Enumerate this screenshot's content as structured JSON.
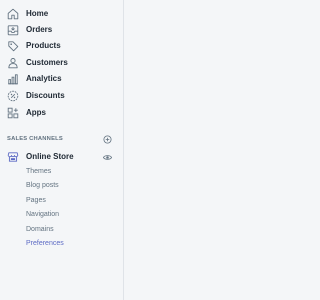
{
  "nav": {
    "items": [
      {
        "label": "Home",
        "icon": "home-icon"
      },
      {
        "label": "Orders",
        "icon": "orders-icon"
      },
      {
        "label": "Products",
        "icon": "products-icon"
      },
      {
        "label": "Customers",
        "icon": "customers-icon"
      },
      {
        "label": "Analytics",
        "icon": "analytics-icon"
      },
      {
        "label": "Discounts",
        "icon": "discounts-icon"
      },
      {
        "label": "Apps",
        "icon": "apps-icon"
      }
    ]
  },
  "sales_channels": {
    "title": "SALES CHANNELS",
    "add_icon": "plus-circle-icon",
    "store": {
      "label": "Online Store",
      "icon": "online-store-icon",
      "view_icon": "eye-icon",
      "sub_items": [
        {
          "label": "Themes"
        },
        {
          "label": "Blog posts"
        },
        {
          "label": "Pages"
        },
        {
          "label": "Navigation"
        },
        {
          "label": "Domains"
        },
        {
          "label": "Preferences",
          "active": true
        }
      ]
    }
  },
  "colors": {
    "text": "#212b36",
    "muted": "#637381",
    "accent": "#5c6ac4",
    "background": "#f4f6f8",
    "border": "#dfe3e8"
  }
}
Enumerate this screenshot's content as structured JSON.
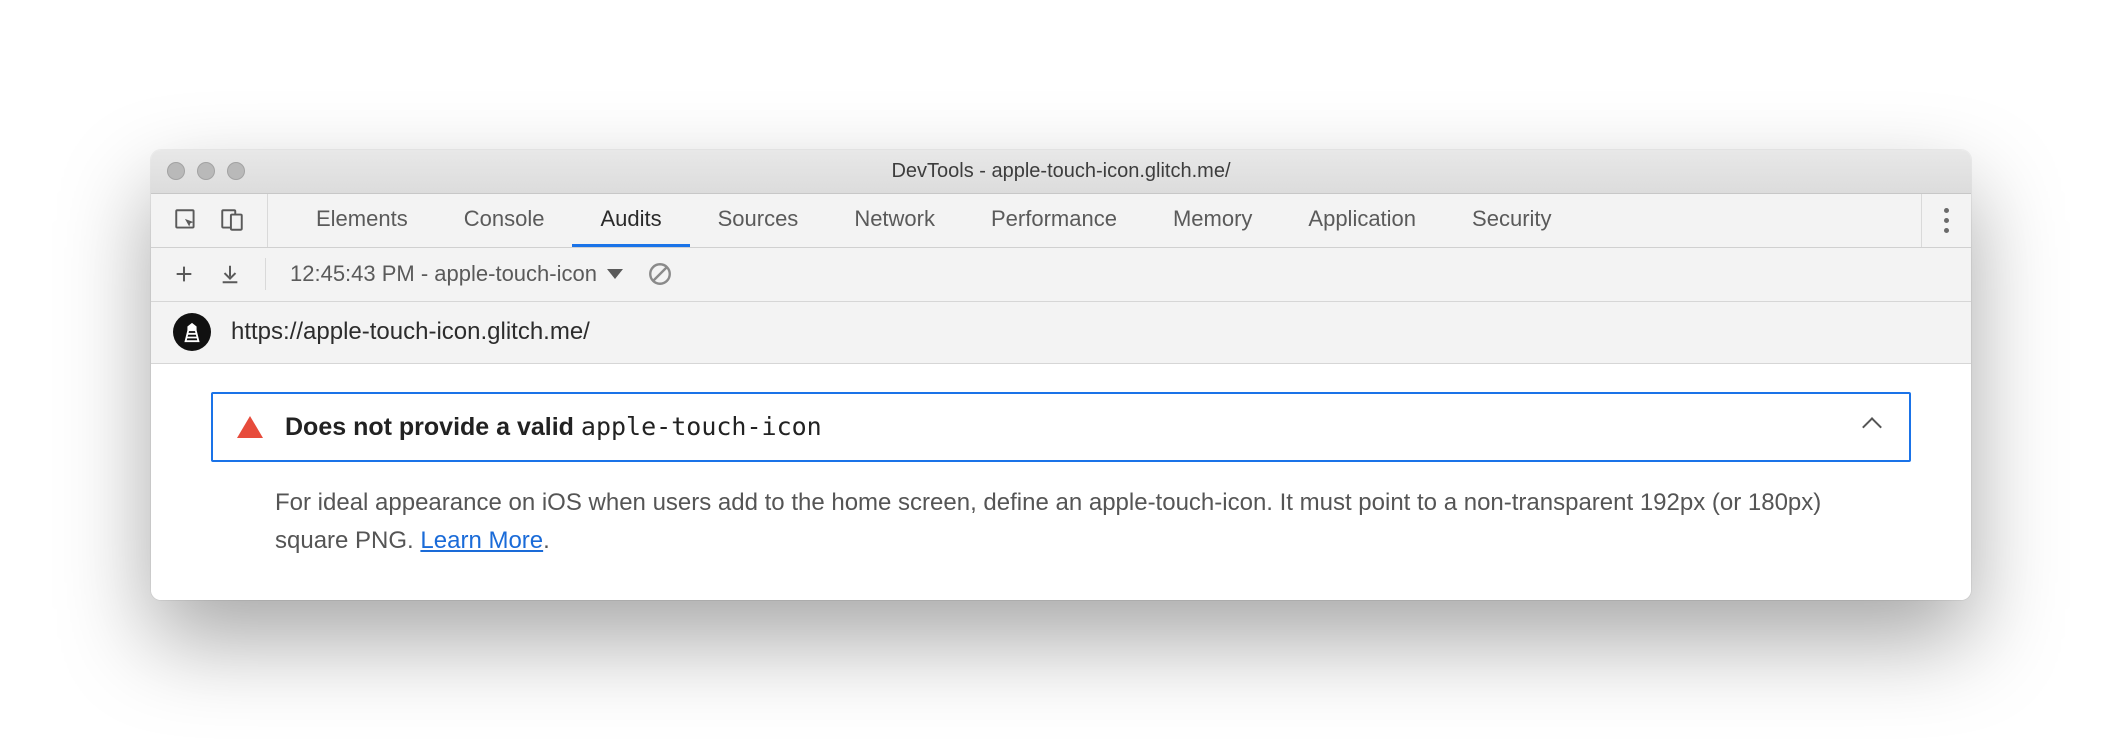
{
  "window": {
    "title": "DevTools - apple-touch-icon.glitch.me/"
  },
  "tabs": {
    "items": [
      "Elements",
      "Console",
      "Audits",
      "Sources",
      "Network",
      "Performance",
      "Memory",
      "Application",
      "Security"
    ],
    "active_index": 2
  },
  "toolbar": {
    "run_label": "12:45:43 PM - apple-touch-icon"
  },
  "url_row": {
    "url": "https://apple-touch-icon.glitch.me/"
  },
  "audit": {
    "title_prefix": "Does not provide a valid ",
    "title_code": "apple-touch-icon",
    "description": "For ideal appearance on iOS when users add to the home screen, define an apple-touch-icon. It must point to a non-transparent 192px (or 180px) square PNG. ",
    "learn_more": "Learn More",
    "period": "."
  }
}
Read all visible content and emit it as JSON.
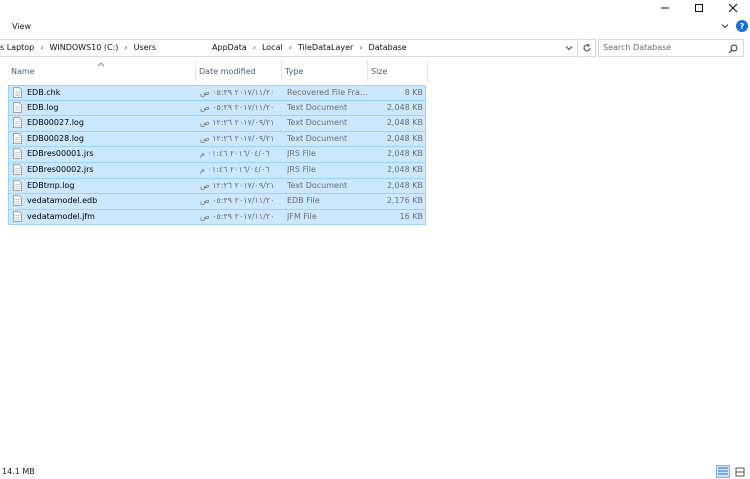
{
  "ribbon": {
    "view_tab": "View"
  },
  "address": {
    "crumbs": [
      "s Laptop",
      "WINDOWS10 (C:)",
      "Users",
      "AppData",
      "Local",
      "TileDataLayer",
      "Database"
    ]
  },
  "search": {
    "placeholder": "Search Database"
  },
  "columns": {
    "name": "Name",
    "date": "Date modified",
    "type": "Type",
    "size": "Size"
  },
  "files": [
    {
      "name": "EDB.chk",
      "date": "٢٠١٧/١١/٢٠ ٠٥:٢٩ ص",
      "type": "Recovered File Fra...",
      "size": "8 KB"
    },
    {
      "name": "EDB.log",
      "date": "٢٠١٧/١١/٢٠ ٠٥:٢٩ ص",
      "type": "Text Document",
      "size": "2,048 KB"
    },
    {
      "name": "EDB00027.log",
      "date": "٢٠١٧/٠٩/٢١ ١٢:٢٦ ص",
      "type": "Text Document",
      "size": "2,048 KB"
    },
    {
      "name": "EDB00028.log",
      "date": "٢٠١٧/٠٩/٢١ ١٢:٢٦ ص",
      "type": "Text Document",
      "size": "2,048 KB"
    },
    {
      "name": "EDBres00001.jrs",
      "date": "٢٠١٦/٠٤/٠٦ ٠١:٤٦ م",
      "type": "JRS File",
      "size": "2,048 KB"
    },
    {
      "name": "EDBres00002.jrs",
      "date": "٢٠١٦/٠٤/٠٦ ٠١:٤٦ م",
      "type": "JRS File",
      "size": "2,048 KB"
    },
    {
      "name": "EDBtmp.log",
      "date": "٢٠١٧/٠٩/٢١ ١٢:٢٦ ص",
      "type": "Text Document",
      "size": "2,048 KB"
    },
    {
      "name": "vedatamodel.edb",
      "date": "٢٠١٧/١١/٢٠ ٠٥:٢٩ ص",
      "type": "EDB File",
      "size": "2,176 KB"
    },
    {
      "name": "vedatamodel.jfm",
      "date": "٢٠١٧/١١/٢٠ ٠٥:٢٩ ص",
      "type": "JFM File",
      "size": "16 KB"
    }
  ],
  "status": {
    "size_text": "14.1 MB"
  },
  "icons": {
    "minimize": "minimize-icon",
    "maximize": "maximize-icon",
    "close": "close-icon",
    "help": "help-icon",
    "refresh": "refresh-icon",
    "search": "search-icon",
    "file": "document-icon"
  },
  "colors": {
    "selection": "#cce8ff",
    "selection_border": "#99d1ff",
    "header_text": "#4c607a",
    "help": "#1a6fd6"
  }
}
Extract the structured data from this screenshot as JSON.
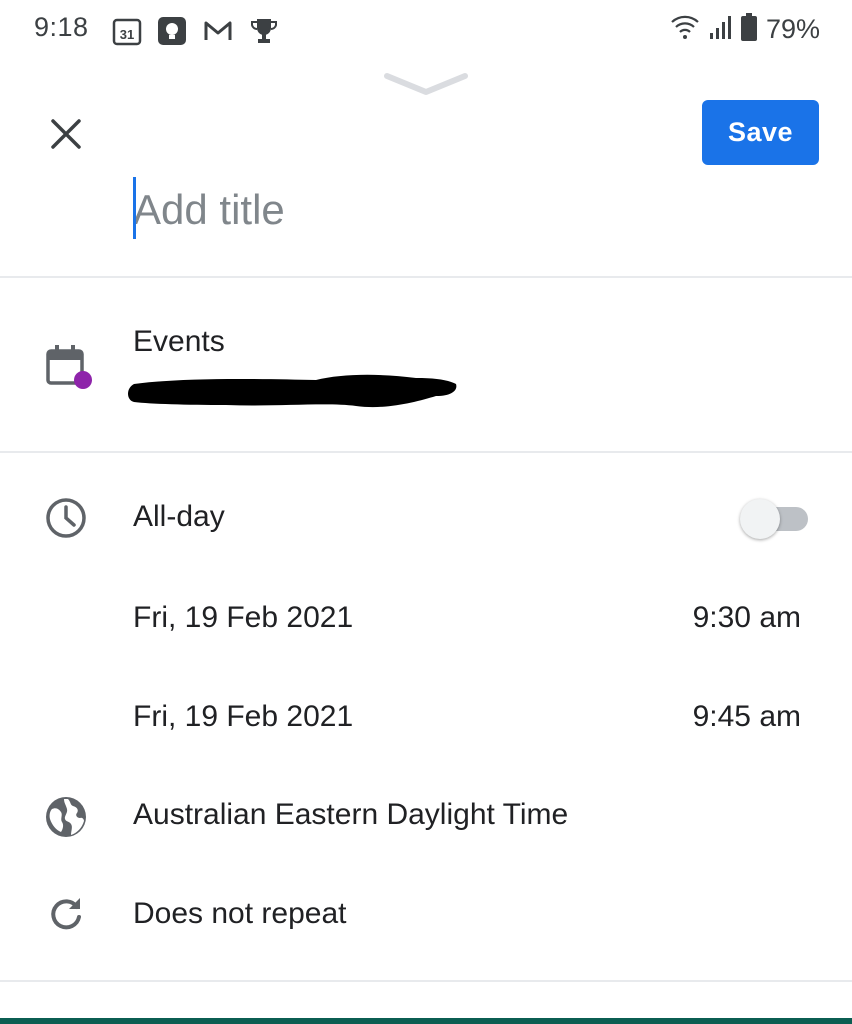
{
  "status_bar": {
    "time": "9:18",
    "notification_icons": [
      "calendar-31-icon",
      "keep-icon",
      "gmail-icon",
      "trophy-icon"
    ],
    "calendar_day": "31",
    "right_icons": [
      "wifi-icon",
      "signal-icon",
      "battery-icon"
    ],
    "battery": "79%"
  },
  "header": {
    "close_icon": "close-icon",
    "save_label": "Save",
    "title_placeholder": "Add title"
  },
  "calendar_section": {
    "calendar_name": "Events",
    "account_redacted": true,
    "calendar_color": "#8e24aa"
  },
  "time_section": {
    "all_day_label": "All-day",
    "all_day_enabled": false,
    "start": {
      "date": "Fri, 19 Feb 2021",
      "time": "9:30 am"
    },
    "end": {
      "date": "Fri, 19 Feb 2021",
      "time": "9:45 am"
    },
    "timezone": "Australian Eastern Daylight Time",
    "repeat": "Does not repeat"
  },
  "colors": {
    "accent": "#1a73e8",
    "calendar_purple": "#8e24aa",
    "icon_grey": "#5f6368"
  }
}
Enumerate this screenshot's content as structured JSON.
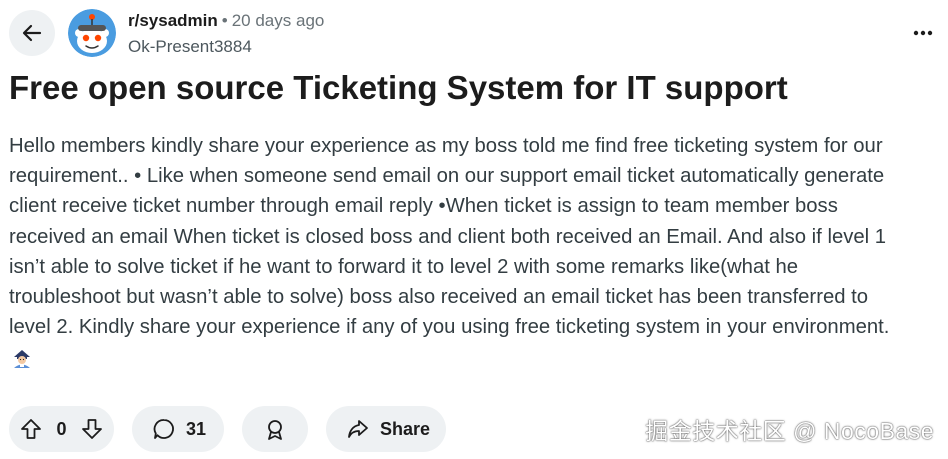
{
  "header": {
    "subreddit": "r/sysadmin",
    "separator": "•",
    "time_ago": "20 days ago",
    "author": "Ok-Present3884"
  },
  "post": {
    "title": "Free open source Ticketing System for IT support",
    "body_lines": [
      "Hello members kindly share your experience as my boss told me find free ticketing system for our",
      "requirement.. • Like when someone send email on our support email ticket automatically generate",
      "client receive ticket number through email reply •When ticket is assign to team member boss",
      "received an email When ticket is closed boss and client both received an Email. And also if level 1",
      "isn’t able to solve ticket if he want to forward it to level 2 with some remarks like(what he",
      "troubleshoot but wasn’t able to solve) boss also received an email ticket has been transferred to",
      "level 2. Kindly share your experience if any of you using free ticketing system in your environment."
    ]
  },
  "actions": {
    "vote_count": "0",
    "comment_count": "31",
    "share_label": "Share"
  },
  "icons": {
    "back": "arrow-left-icon",
    "more": "more-horizontal-icon",
    "upvote": "upvote-arrow-icon",
    "downvote": "downvote-arrow-icon",
    "comment": "comment-bubble-icon",
    "award": "award-icon",
    "share": "share-arrow-icon",
    "avatar": "reddit-snoo-avatar",
    "emoji": "person-emoji"
  },
  "colors": {
    "pill_bg": "#eef1f3",
    "avatar_bg": "#4a9ce0",
    "body_text": "#333d42",
    "meta_text": "#6a7378"
  },
  "watermark": "掘金技术社区 @ NocoBase"
}
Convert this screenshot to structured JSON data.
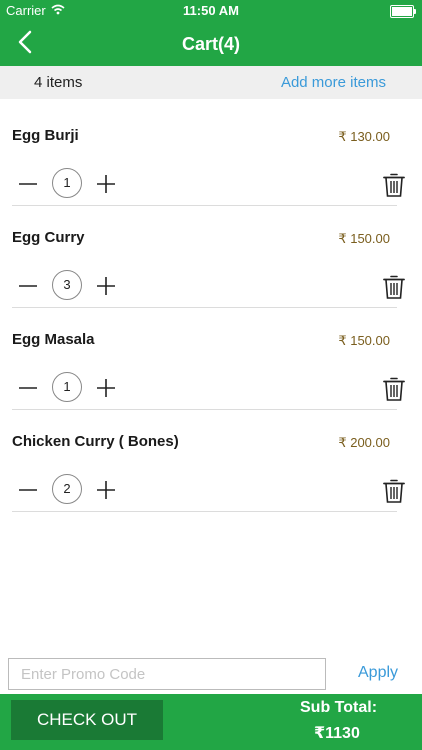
{
  "status_bar": {
    "carrier": "Carrier",
    "time": "11:50 AM"
  },
  "header": {
    "title": "Cart(4)"
  },
  "items_bar": {
    "count_text": "4  items",
    "add_more_label": "Add more items"
  },
  "cart": {
    "currency_symbol": "₹",
    "items": [
      {
        "name": "Egg Burji",
        "price": "₹ 130.00",
        "quantity": "1"
      },
      {
        "name": "Egg Curry",
        "price": "₹ 150.00",
        "quantity": "3"
      },
      {
        "name": "Egg Masala",
        "price": "₹ 150.00",
        "quantity": "1"
      },
      {
        "name": "Chicken Curry ( Bones)",
        "price": "₹ 200.00",
        "quantity": "2"
      }
    ]
  },
  "promo": {
    "placeholder": "Enter Promo Code",
    "value": "",
    "apply_label": "Apply"
  },
  "footer": {
    "checkout_label": "CHECK OUT",
    "subtotal_label": "Sub Total:",
    "subtotal_value": "₹1130"
  },
  "colors": {
    "brand_green": "#22a645",
    "checkout_dark_green": "#1a7a35",
    "link_blue": "#3a9ad9",
    "price_brown": "#7a5e1e"
  },
  "icons": [
    "wifi-icon",
    "battery-icon",
    "back-chevron-icon",
    "minus-icon",
    "plus-icon",
    "trash-icon"
  ]
}
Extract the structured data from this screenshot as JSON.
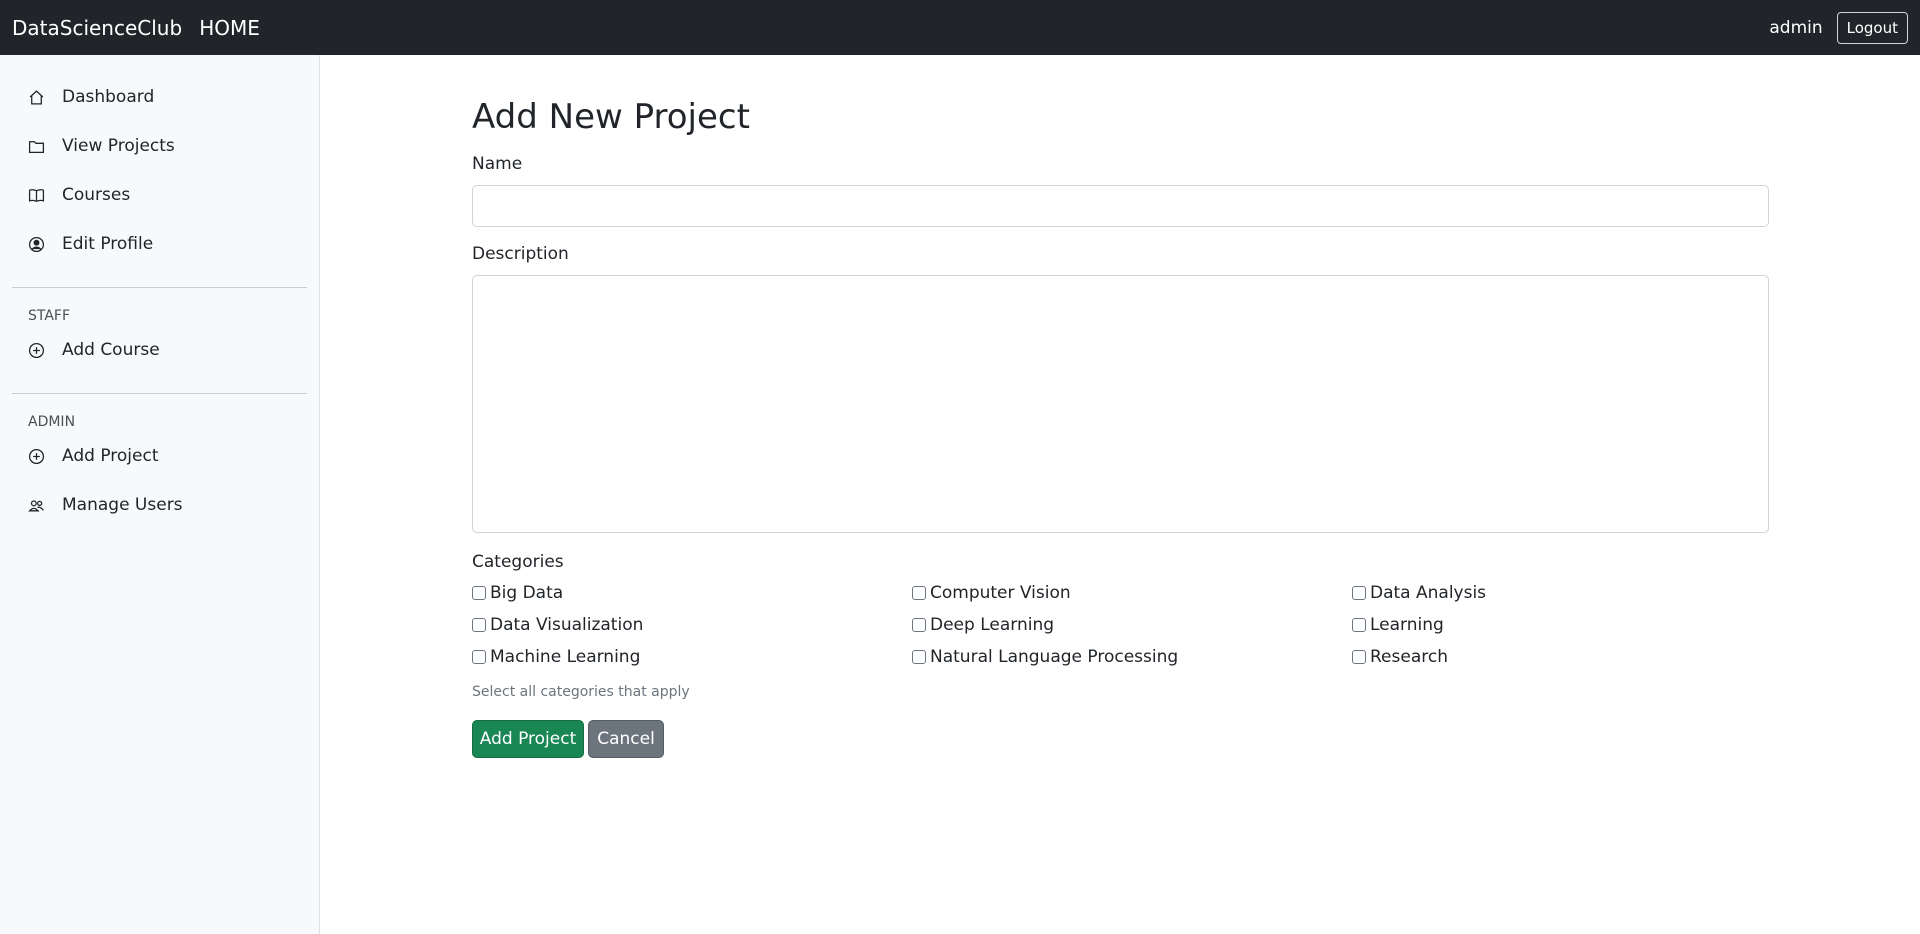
{
  "navbar": {
    "brand": "DataScienceClub",
    "home": "HOME",
    "username": "admin",
    "logout": "Logout"
  },
  "sidebar": {
    "items": [
      {
        "label": "Dashboard",
        "icon": "house-icon"
      },
      {
        "label": "View Projects",
        "icon": "folder-icon"
      },
      {
        "label": "Courses",
        "icon": "book-icon"
      },
      {
        "label": "Edit Profile",
        "icon": "person-circle-icon"
      }
    ],
    "staff": {
      "heading": "STAFF",
      "items": [
        {
          "label": "Add Course",
          "icon": "plus-circle-icon"
        }
      ]
    },
    "admin": {
      "heading": "ADMIN",
      "items": [
        {
          "label": "Add Project",
          "icon": "plus-circle-icon"
        },
        {
          "label": "Manage Users",
          "icon": "people-icon"
        }
      ]
    }
  },
  "form": {
    "title": "Add New Project",
    "name_label": "Name",
    "name_value": "",
    "description_label": "Description",
    "description_value": "",
    "categories_label": "Categories",
    "categories": [
      {
        "label": "Big Data",
        "checked": false
      },
      {
        "label": "Computer Vision",
        "checked": false
      },
      {
        "label": "Data Analysis",
        "checked": false
      },
      {
        "label": "Data Visualization",
        "checked": false
      },
      {
        "label": "Deep Learning",
        "checked": false
      },
      {
        "label": "Learning",
        "checked": false
      },
      {
        "label": "Machine Learning",
        "checked": false
      },
      {
        "label": "Natural Language Processing",
        "checked": false
      },
      {
        "label": "Research",
        "checked": false
      }
    ],
    "categories_help": "Select all categories that apply",
    "submit_label": "Add Project",
    "cancel_label": "Cancel"
  },
  "colors": {
    "navbar": "#212529",
    "success": "#198754",
    "secondary": "#6c757d",
    "sidebar_bg": "#f8f9fa"
  }
}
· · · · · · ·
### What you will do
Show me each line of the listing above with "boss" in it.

### Solution for this problem
      "Hello members kindly share your experience as my boss told me find free ticketing system for our",
      "client receive ticket number through email reply •When ticket is assign to team member boss",
      "received an email When ticket is closed boss and client both received an Email. And also if level 1",
      "troubleshoot but wasn’t able to solve) boss also received an email ticket has been transferred to",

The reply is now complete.